But that’s surely not right?
To be sure, there’s merit to this assertion. Van Halen, AC/DC, Pink Floyd, Bob Seger and even REO Speedwagon, Cheap Trick, Billy Joel, and Tom Petty released their seminal albums in 1979 or 1980 and never matched their peak after that point. Lynyrd Skynyrd’s plane crash came in 1977. The Eagles broke up in 1980. Styx jumped the shark in 1981.
I hate rap, the pop form that has dominated the last quarter century or so and, in any case, it’s not rock and roll.
But REM, for example, put out some great music throughout the 1980s. Journey’s best album, “Escape,” came out in 1982. ZZ Top had some solid albums in the 1980s, although their best, “Deguello,” was released in 1979. Nirvana’s “Smells Like Teen Spirit,” which I personally think dreadful, usually makes the upper reaches of the “best rock song ever” lists. It was released in 1991. There have been plenty of great ballads throughout the years, of course. Train’s “Drops of Jupiter” (2001) is a relatively recent example.
That’s some pretty weak tea, though, compared to the best music from 1956-1980.
Then again, this is almost certainly old fogeyism. Most of us form our strongest attachments to music during the period from, say, junior high to college graduation. After that, we tend to like new songs that remind us of stuff from those days.

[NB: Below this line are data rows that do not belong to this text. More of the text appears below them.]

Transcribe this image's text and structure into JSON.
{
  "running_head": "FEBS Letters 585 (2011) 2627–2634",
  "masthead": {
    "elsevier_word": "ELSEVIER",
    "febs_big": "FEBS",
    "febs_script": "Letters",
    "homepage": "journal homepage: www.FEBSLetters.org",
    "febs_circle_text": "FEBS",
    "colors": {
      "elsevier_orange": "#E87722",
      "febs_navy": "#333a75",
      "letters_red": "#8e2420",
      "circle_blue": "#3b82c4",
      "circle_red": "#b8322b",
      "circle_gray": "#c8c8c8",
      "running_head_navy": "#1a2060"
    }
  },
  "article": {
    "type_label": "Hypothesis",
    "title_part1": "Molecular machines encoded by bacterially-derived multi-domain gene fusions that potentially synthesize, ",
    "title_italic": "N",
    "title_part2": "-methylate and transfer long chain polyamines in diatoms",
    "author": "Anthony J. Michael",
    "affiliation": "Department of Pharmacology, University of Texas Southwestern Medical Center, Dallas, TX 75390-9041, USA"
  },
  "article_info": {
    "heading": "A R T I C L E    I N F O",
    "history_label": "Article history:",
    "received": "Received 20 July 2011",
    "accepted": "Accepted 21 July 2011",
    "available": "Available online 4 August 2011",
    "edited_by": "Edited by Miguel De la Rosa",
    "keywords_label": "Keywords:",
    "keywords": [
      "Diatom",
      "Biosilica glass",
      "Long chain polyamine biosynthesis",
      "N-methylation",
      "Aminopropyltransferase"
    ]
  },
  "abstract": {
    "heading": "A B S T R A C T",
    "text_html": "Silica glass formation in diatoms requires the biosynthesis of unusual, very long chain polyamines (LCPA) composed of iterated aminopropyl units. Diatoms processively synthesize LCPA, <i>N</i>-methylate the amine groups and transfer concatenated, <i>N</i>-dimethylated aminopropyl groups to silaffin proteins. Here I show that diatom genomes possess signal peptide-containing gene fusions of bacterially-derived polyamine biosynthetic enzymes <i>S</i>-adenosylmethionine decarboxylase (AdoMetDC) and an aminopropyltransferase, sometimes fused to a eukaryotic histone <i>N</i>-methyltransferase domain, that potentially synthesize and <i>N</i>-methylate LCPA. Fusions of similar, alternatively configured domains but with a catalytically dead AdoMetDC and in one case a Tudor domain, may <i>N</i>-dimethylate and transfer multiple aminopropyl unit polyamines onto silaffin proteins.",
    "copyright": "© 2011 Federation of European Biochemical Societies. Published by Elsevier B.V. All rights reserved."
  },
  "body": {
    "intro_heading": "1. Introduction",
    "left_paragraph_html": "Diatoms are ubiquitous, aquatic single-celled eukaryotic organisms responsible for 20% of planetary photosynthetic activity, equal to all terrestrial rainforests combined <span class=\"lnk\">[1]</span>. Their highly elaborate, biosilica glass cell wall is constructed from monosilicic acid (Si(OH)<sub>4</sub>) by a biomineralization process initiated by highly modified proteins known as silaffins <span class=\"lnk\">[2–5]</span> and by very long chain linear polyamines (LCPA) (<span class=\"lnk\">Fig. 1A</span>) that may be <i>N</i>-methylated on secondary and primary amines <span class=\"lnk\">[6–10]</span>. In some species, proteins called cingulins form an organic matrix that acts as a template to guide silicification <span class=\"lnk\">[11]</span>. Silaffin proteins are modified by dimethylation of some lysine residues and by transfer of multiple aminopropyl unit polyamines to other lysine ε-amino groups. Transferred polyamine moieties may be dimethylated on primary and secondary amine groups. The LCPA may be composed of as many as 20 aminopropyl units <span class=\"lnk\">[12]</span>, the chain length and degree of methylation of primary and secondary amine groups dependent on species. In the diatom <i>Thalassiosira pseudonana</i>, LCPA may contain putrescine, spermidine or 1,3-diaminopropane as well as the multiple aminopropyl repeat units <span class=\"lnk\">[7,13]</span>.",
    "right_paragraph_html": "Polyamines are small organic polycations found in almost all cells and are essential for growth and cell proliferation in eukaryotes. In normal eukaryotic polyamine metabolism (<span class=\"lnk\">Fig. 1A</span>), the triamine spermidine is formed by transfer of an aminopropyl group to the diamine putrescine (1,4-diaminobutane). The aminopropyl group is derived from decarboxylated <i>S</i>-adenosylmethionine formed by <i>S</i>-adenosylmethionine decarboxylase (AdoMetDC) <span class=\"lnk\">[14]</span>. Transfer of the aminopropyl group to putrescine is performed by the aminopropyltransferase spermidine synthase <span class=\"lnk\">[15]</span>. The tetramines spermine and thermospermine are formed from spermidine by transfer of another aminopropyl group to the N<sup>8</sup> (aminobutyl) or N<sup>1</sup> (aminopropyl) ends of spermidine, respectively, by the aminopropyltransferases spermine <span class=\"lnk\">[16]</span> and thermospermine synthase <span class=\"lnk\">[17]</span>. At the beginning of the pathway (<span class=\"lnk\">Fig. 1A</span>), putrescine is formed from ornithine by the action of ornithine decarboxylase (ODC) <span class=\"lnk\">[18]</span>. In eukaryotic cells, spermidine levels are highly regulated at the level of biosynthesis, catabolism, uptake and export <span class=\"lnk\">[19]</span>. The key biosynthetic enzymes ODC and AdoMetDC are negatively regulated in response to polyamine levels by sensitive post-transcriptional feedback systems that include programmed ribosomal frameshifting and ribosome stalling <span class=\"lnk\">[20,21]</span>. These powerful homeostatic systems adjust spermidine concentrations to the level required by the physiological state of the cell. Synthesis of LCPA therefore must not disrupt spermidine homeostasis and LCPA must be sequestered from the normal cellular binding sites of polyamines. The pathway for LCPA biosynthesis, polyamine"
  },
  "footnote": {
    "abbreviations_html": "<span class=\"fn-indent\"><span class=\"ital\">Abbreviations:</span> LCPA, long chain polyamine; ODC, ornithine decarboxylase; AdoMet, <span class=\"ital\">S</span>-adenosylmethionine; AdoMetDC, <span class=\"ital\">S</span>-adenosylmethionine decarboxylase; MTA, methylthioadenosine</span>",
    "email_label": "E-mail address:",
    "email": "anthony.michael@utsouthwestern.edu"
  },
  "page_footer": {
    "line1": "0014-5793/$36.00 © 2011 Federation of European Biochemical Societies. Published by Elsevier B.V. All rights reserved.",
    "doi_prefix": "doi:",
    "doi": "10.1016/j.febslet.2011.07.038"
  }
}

What’s long fascinated me, with the passage of time, is comparative distances. For example, when I was seriously forming my musical tastes, the Beatles were already “classic rock” and the earliest British Invasion stuff, from 1964 or so, was considered old. The rock and roll of the mid- and late-1950s was already spawning nostalgia like Buddy Holly movies and the “Happy Days” television series. The music I was listening to then is now much, much older than even Buddy Holly was then.
UPDATE: Bernard Finel suggests several possibilities:
Aside from the amazing groups/acts already active from before 1980 — such as the Rolling Stones, Queen, David Bowie, X, Rush, and the Clash — that continued to make superb music… you have dozens of brilliant bands since, including unambiguously great rock groups like U2, REM, Green Day, etc. etc. etc.
I’d say most of the mentioned old bands did their best work before Bonham’s death but the Stones’ “Tatoo You” (1982) indeed had numerous great hits. I don’t know that Queen had anything great after 1980. Ditto Bowie or Rush. The Clash had one significant hit, “Rock the Casbah,” after 1980. I’m only vaguely aware that X existed as something other than a minor letter of the alphabet.
REM, as previously acknowledged, was the one truly great post-1980 band that sprung to mind. U2 is almost universally thought a great band; I respectfully dissent. Green Day doesn’t much appeal to me either, except for the ballad “Good Riddance (Time of Your Life).”
Scott Swank lists several examples of post-1980 artists he thinks were great but inadvertently makes my point; most of them are hip hop, funk, Latin or otherwise non-rock. Stevie Ray Vaughan, who is arguably R&B rather than rock, is one that I would have listed had he occurred to me. I’m not sure I’d put Elvis Costello into the same league as, say, Elvis Presley but I very much enjoyed his work.
I hasten to add that I like quite a bit of music from the post-Bonham era, including material right up to the present day. But I’ve long grown tired of music radio, including the satellite variety (my wife has XM and I have Sirius) so tend to get exposure to the new stuff haphazardly.
In addition to the age issue noted previously, it’s also a function of the blurring of lines that started with the mega-popularity of Michael Jackson’s “Thriller.” While undeniably a great album (albeit not my cup of tea even though I was in high school at the time) it wasn’t “rock” in any meaningful sense of the word. “Thriller” killed rock radio and MTV.